Rorippa palustris L.
- Common Name(s):
- Marsh yellowcress
Marsh yellowcress and southern yellowcress (Rorippa teres), in the Brassicaceae (mustard) family, are very similar winter annual weeds, each widely distributed in the US. These species are most common on moist sites but will grow in many environments. Plants form a rosette with deeply-lobed leaves and erect, branched flower stalks. As plants age, leaves become more deeply lobed. In containers, marsh yellowcress often forms a single erect stem branched only in the inflorescence, but both species may form well-branched mounds. Flowers are yellow and form cylindrical fruit containing many small tan seeds. The species are differentiated by the fruit pods (siliques). Marsh yellowcress seed pods are on short (about 1/2 inch) stalks whereas southern yellowcress seed pods lack stalks or are on very short stalks. Both species germinate in fall or spring, in cool moist soils, and are well controlled by several preemergence herbicides. Herbicide efficacy rankings for these species are based on limited experimental data.

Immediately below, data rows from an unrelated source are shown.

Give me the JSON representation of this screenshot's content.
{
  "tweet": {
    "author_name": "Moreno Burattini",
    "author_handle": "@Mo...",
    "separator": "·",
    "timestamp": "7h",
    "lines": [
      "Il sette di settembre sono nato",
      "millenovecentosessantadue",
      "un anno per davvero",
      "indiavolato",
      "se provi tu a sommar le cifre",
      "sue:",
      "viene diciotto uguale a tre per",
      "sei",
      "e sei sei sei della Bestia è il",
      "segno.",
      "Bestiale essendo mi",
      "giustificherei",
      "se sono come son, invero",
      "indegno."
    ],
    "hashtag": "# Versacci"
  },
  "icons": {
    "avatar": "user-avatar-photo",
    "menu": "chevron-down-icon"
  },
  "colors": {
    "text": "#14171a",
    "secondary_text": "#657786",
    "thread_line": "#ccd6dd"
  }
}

This plant is also known under the Latin name R. islandica.
NCCES plant id: 3065